## [TASK MATERIAL]
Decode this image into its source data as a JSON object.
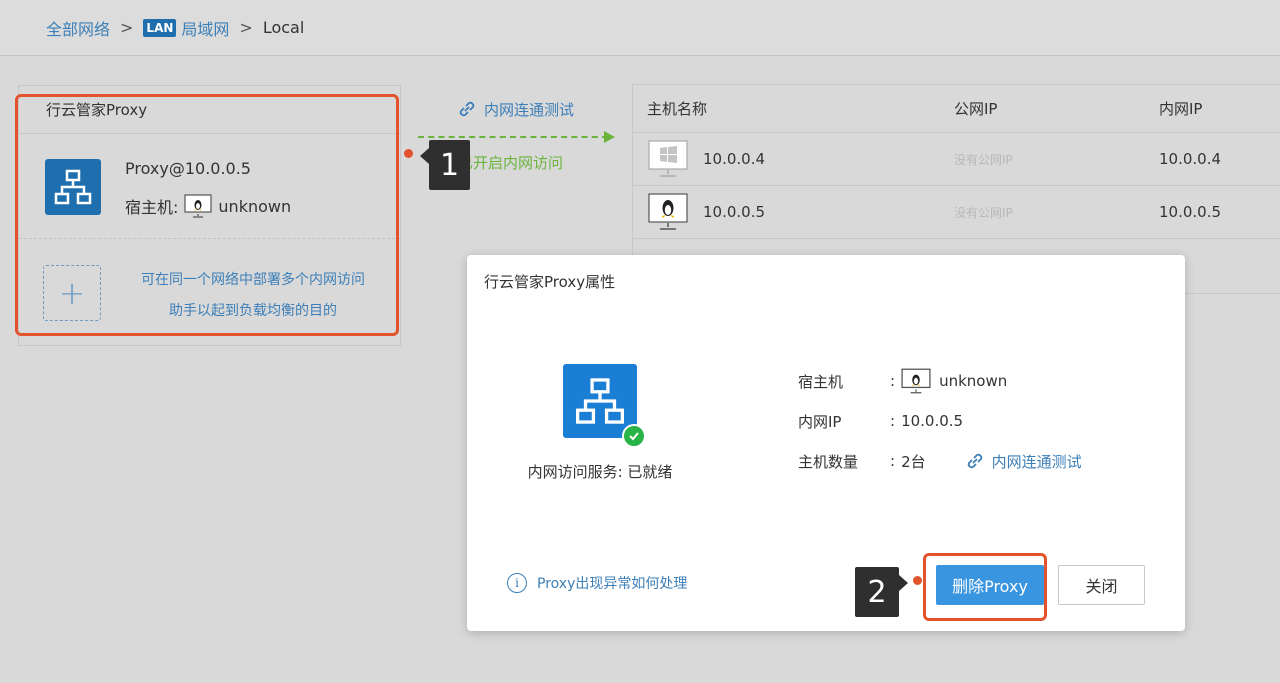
{
  "breadcrumb": {
    "root": "全部网络",
    "sep1": ">",
    "lan_badge": "LAN",
    "lan_label": "局域网",
    "sep2": ">",
    "current": "Local"
  },
  "proxy_card": {
    "title": "行云管家Proxy",
    "proxy_name": "Proxy@10.0.0.5",
    "host_label": "宿主机:",
    "host_value": "unknown",
    "add_hint_line1": "可在同一个网络中部署多个内网访问",
    "add_hint_line2": "助手以起到负载均衡的目的",
    "add_symbol": "+"
  },
  "middle": {
    "test_link": "内网连通测试",
    "status": "已开启内网访问"
  },
  "host_table": {
    "headers": [
      "主机名称",
      "公网IP",
      "内网IP"
    ],
    "rows": [
      {
        "name": "10.0.0.4",
        "public_ip": "没有公网IP",
        "private_ip": "10.0.0.4",
        "os": "windows-icon"
      },
      {
        "name": "10.0.0.5",
        "public_ip": "没有公网IP",
        "private_ip": "10.0.0.5",
        "os": "linux-icon"
      }
    ]
  },
  "modal": {
    "title": "行云管家Proxy属性",
    "service_status": "内网访问服务: 已就绪",
    "props": {
      "host_label": "宿主机",
      "host_value": "unknown",
      "ip_label": "内网IP",
      "ip_value": "10.0.0.5",
      "count_label": "主机数量",
      "count_value": "2台",
      "test_link": "内网连通测试"
    },
    "help_link": "Proxy出现异常如何处理",
    "delete_button": "删除Proxy",
    "close_button": "关闭"
  },
  "annotations": {
    "badge1": "1",
    "badge2": "2",
    "highlight_color": "#e2542d"
  },
  "colors": {
    "accent": "#3d7fb8",
    "primary_button": "#3a95e0",
    "success": "#6bb43c",
    "proxy_icon": "#1f6fae"
  }
}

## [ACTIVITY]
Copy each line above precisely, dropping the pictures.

## [ANSWER FOR THIS EXERCISE]
Decode this image into its source data as a JSON object.
{
  "breadcrumb": {
    "root": "全部网络",
    "sep1": ">",
    "lan_badge": "LAN",
    "lan_label": "局域网",
    "sep2": ">",
    "current": "Local"
  },
  "proxy_card": {
    "title": "行云管家Proxy",
    "proxy_name": "Proxy@10.0.0.5",
    "host_label": "宿主机:",
    "host_value": "unknown",
    "add_hint_line1": "可在同一个网络中部署多个内网访问",
    "add_hint_line2": "助手以起到负载均衡的目的",
    "add_symbol": "+"
  },
  "middle": {
    "test_link": "内网连通测试",
    "status": "已开启内网访问"
  },
  "host_table": {
    "headers": [
      "主机名称",
      "公网IP",
      "内网IP"
    ],
    "rows": [
      {
        "name": "10.0.0.4",
        "public_ip": "没有公网IP",
        "private_ip": "10.0.0.4",
        "os": "windows-icon"
      },
      {
        "name": "10.0.0.5",
        "public_ip": "没有公网IP",
        "private_ip": "10.0.0.5",
        "os": "linux-icon"
      }
    ]
  },
  "modal": {
    "title": "行云管家Proxy属性",
    "service_status": "内网访问服务: 已就绪",
    "props": {
      "host_label": "宿主机",
      "host_value": "unknown",
      "ip_label": "内网IP",
      "ip_value": "10.0.0.5",
      "count_label": "主机数量",
      "count_value": "2台",
      "test_link": "内网连通测试"
    },
    "help_link": "Proxy出现异常如何处理",
    "delete_button": "删除Proxy",
    "close_button": "关闭"
  },
  "annotations": {
    "badge1": "1",
    "badge2": "2",
    "highlight_color": "#e2542d"
  },
  "colors": {
    "accent": "#3d7fb8",
    "primary_button": "#3a95e0",
    "success": "#6bb43c",
    "proxy_icon": "#1f6fae"
  }
}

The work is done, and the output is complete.